(Data records)
▼
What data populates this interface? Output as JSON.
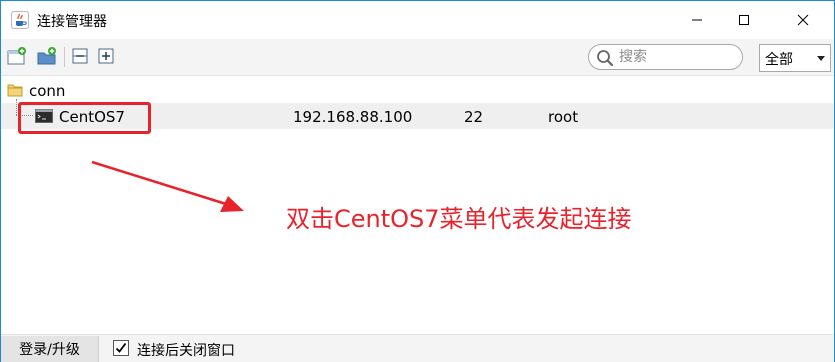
{
  "window": {
    "title": "连接管理器"
  },
  "toolbar": {
    "search": {
      "placeholder": "搜索",
      "value": ""
    },
    "scope": {
      "selected": "全部"
    }
  },
  "tree": {
    "folder": {
      "label": "conn"
    },
    "connections": [
      {
        "name": "CentOS7",
        "host": "192.168.88.100",
        "port": "22",
        "user": "root"
      }
    ]
  },
  "annotation": {
    "text": "双击CentOS7菜单代表发起连接",
    "color": "#e8232b"
  },
  "statusbar": {
    "login_label": "登录/升级",
    "close_after_connect": {
      "label": "连接后关闭窗口",
      "checked": true
    }
  },
  "icons": {
    "app": "java-cup-icon",
    "new_connection": "new-connection-icon",
    "new_folder": "new-folder-icon",
    "collapse_all": "collapse-all-icon",
    "expand_all": "expand-all-icon",
    "search": "search-icon",
    "folder": "folder-icon",
    "terminal": "terminal-icon"
  }
}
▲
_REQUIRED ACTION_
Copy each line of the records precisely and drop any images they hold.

_RESULT BELOW_
What data populates this interface? Output as JSON.
{
  "window": {
    "title": "连接管理器"
  },
  "toolbar": {
    "search": {
      "placeholder": "搜索",
      "value": ""
    },
    "scope": {
      "selected": "全部"
    }
  },
  "tree": {
    "folder": {
      "label": "conn"
    },
    "connections": [
      {
        "name": "CentOS7",
        "host": "192.168.88.100",
        "port": "22",
        "user": "root"
      }
    ]
  },
  "annotation": {
    "text": "双击CentOS7菜单代表发起连接",
    "color": "#e8232b"
  },
  "statusbar": {
    "login_label": "登录/升级",
    "close_after_connect": {
      "label": "连接后关闭窗口",
      "checked": true
    }
  },
  "icons": {
    "app": "java-cup-icon",
    "new_connection": "new-connection-icon",
    "new_folder": "new-folder-icon",
    "collapse_all": "collapse-all-icon",
    "expand_all": "expand-all-icon",
    "search": "search-icon",
    "folder": "folder-icon",
    "terminal": "terminal-icon"
  }
}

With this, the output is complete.